Venkat Raman is one of six university-affiliated researchers who have been granted time on the Summit supercomputer, located at Tennessee’s Oak Ridge Leadership Facility. He will use the time to run high-fidelity simulations of an experimental propulsion system called a rotating detonation engine.
The research could lead to more efficient aircraft engines and power generation systems, among other applications. But perhaps even more importantly, the research aims to solve a looming problem with supercomputers themselves: their designs are no longer well suited to simulating complex physics.
“There are multiple revolutions converging,” said Raman, a professor of aerospace engineering and mechanical engineering. “How engineering computations are being done is changing, how supercomputers are assembled is changing, and there is a brand-new approach to aircraft engines. We are combining all three.”

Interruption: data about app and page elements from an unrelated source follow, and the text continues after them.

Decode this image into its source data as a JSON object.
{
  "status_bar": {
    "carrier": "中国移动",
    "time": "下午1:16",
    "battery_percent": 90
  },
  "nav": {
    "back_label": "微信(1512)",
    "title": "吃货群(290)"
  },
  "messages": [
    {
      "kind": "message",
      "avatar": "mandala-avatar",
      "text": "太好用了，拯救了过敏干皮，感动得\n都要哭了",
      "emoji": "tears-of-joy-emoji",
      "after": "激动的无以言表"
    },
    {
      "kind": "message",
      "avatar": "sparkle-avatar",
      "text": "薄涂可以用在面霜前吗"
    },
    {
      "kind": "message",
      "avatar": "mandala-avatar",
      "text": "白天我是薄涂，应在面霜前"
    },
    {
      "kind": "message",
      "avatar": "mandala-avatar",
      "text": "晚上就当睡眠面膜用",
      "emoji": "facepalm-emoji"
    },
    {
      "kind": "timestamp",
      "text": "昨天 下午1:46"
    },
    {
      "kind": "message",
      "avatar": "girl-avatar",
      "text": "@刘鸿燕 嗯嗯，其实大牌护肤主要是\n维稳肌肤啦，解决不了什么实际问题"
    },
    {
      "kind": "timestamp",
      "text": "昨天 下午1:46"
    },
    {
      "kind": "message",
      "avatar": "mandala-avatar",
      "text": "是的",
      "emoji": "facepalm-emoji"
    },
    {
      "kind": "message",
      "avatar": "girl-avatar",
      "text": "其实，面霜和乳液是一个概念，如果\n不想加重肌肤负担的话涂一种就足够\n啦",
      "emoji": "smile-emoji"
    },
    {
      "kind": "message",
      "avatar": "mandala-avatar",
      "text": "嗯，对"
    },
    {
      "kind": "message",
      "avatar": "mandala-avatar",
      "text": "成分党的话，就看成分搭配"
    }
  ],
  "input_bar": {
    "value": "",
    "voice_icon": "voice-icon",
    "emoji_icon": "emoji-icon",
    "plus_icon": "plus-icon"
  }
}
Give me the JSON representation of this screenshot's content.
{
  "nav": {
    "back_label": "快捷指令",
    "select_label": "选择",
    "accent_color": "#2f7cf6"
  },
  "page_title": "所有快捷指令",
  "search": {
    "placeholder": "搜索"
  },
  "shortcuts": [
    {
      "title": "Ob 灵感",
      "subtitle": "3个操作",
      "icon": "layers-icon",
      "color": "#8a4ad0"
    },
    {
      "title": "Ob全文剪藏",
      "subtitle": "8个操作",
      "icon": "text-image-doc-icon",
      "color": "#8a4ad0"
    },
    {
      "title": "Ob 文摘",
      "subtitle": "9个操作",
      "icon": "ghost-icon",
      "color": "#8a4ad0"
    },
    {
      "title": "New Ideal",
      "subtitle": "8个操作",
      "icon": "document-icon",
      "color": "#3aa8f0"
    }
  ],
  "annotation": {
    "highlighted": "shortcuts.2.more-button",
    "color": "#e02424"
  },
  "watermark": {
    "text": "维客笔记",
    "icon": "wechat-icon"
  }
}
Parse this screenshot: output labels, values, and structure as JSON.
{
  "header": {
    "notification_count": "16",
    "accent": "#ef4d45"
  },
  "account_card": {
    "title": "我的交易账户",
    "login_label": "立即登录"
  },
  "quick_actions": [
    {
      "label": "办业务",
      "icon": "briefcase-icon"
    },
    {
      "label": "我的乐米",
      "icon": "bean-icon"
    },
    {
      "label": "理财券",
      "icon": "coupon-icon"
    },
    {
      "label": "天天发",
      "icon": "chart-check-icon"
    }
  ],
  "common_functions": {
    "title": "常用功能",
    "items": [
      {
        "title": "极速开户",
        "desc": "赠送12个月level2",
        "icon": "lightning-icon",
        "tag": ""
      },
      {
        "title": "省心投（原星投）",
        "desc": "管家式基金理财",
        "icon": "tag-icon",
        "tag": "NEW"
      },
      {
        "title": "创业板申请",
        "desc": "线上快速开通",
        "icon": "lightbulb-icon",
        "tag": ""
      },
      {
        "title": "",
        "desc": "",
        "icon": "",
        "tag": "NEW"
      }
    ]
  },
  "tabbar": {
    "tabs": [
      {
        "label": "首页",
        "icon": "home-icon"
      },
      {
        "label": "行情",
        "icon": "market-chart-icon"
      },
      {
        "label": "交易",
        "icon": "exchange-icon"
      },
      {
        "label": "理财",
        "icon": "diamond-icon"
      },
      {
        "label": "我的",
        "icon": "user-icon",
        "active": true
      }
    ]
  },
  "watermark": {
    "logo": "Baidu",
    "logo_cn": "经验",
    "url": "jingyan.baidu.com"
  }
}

How engineering computations are being done is changing, how supercomputers are assembled is changing, and there is a brand-new approach to aircraft engines. We are combining all three.Venkat Raman
Raman explains that over the past decade, a major shift has taken place in supercomputer technology. While the high-powered machines were once built with custom chips suited for engineering computations, they now rely on GPU chips that were originally designed for graphics applications. The new chips are much more energy-efficient than the previous custom-designed processors.
The trouble is, the software used to solve complex physics problems hasn’t changed with the new hardware. The code that worked well on the old computers has become less and less effective on the new ones.
The problem has compounded as computers have evolved over the past few decades, and Raman believes that it’s reaching a tipping point.
“We’ve been doing physics computations the same way for the past 50 years,” Raman said. “In the past, we’ve been able to keep this problem at bay by making incremental changes to software code. But there has been a major shift, and when exascale computers arrive, they won’t be able to use the old tools.”
Exascale machines will be capable of at least one quintillion—a billion billion—calculations per second. That’s a thousand times faster than petascale machines like Summit.
million - the number of watts consumed by Summit
quadrillion - the number of calculations Summit can perform per second
the number of NVIDIA Tesla V100 GPUs inside Summit
So Raman is designing new tools, using machine learning models that will enable Summit to teach itself how to solve physics problems more efficiently. The models will run alongside the rotating detonation engine computations. As the computations progress, the machine will learn how to divide its workload more efficiently among its more than 27,000 GPUs.
The tricks it learns will be transferable to other supercomputers, including the exascale machines that will arrive in the future.
The project’s computations will simulate the complex dynamics of combustion inside a rotating detonation engine. By creating much more detailed simulations than in past efforts, they could help researchers produce a practical version of the experimental propulsion system. Rotating detonation engines produce power with a series of explosions rather than from a constant flame, as in today’s gas turbines and jet engines.
Rotating detonation engines were originally conceived in the 1950s, but were abandoned when other technologies yielded more promising results. Researchers have picked them up again as natural gas power plants have proliferated, and conventional combustion nears its maximum efficiencies. Rotating detonation engines could one day make jet propulsion systems more efficient and allow radical new aircraft designs.
Raman’s team was awarded research time under the Leadership Computing Challenge program administered by the U.S. Department of Energy’s Office of Advanced Scientific Computing Research. The program grants one-year allotments to scientists from industry, academia, and national laboratories whose work emphasizes high-risk, high-payoff simulations in energy-related fields. The research is being conducted in collaboration with GE Global Research Center and National Energy Technology Laboratory.
Other universities awarded research time in 2019 include MIT, Harvard University, Princeton Plasma Physics Laboratory, the University of South Florida and William and Mary.